The racist implications of Charles Murray’s ideas may be less obvious than the outright bigotry of a fabricator like Jones. Yet in the eyes of Bill Hart and many others, the case of Charles Murray was clear enough that he believes Murray should never have been invited to Middlebury or been given space on campus to speak. Hart remembers when Murray came to the college 10 years before, angering many on campus by arguing, among other things, that people of color should not aspire to elite colleges like Middlebury.
So all speech is not created equal — at least it’s not equal in worth. Though all kinds of speech may circulate freely within the marketplace of ideas, some is cheap and full of hate and deserves to be ignored. When it enters the public conversation, it must be countered. Efforts to silence it, as in Middlebury, may end up drawing more attention to it.
Some speech has greater value in a democracy — speech like that of Frederick Douglass, which has lasted through the decades because it rings with moral courage in defense of human dignity.
Anti-fascists and anti-racists are still learning the best methods for countering hateful speech or behavior — whether to ignore Nazi marchers or to stage a counter-demonstration at another site, whether to debate a racist or ignore him. No one need apologize for labeling hate speech as hate speech. The great advocates of human dignity — Douglass, King, Mandela — have shown that democratic values are a powerful force field that need not incorporate the tactics of the mob and whose inherent strength can withstand the worst of the mobocracy.
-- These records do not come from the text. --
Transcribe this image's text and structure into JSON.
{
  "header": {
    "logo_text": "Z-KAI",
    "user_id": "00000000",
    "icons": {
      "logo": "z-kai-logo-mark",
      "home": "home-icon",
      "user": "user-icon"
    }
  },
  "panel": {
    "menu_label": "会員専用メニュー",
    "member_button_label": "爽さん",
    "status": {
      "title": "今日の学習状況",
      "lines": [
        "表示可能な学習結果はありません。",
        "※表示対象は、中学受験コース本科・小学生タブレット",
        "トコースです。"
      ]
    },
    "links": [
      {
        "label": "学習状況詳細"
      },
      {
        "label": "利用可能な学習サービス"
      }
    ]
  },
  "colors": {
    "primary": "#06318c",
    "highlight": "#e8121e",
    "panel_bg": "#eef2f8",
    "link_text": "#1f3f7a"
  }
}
David Moats, an author and journalist who lives in Salisbury, is editorial page editor emeritus of the Rutland Herald, where he won the 2001 Pulitzer Prize for a series of editorials on Vermont’s civil union law. This piece originally ran on VTDigger.org.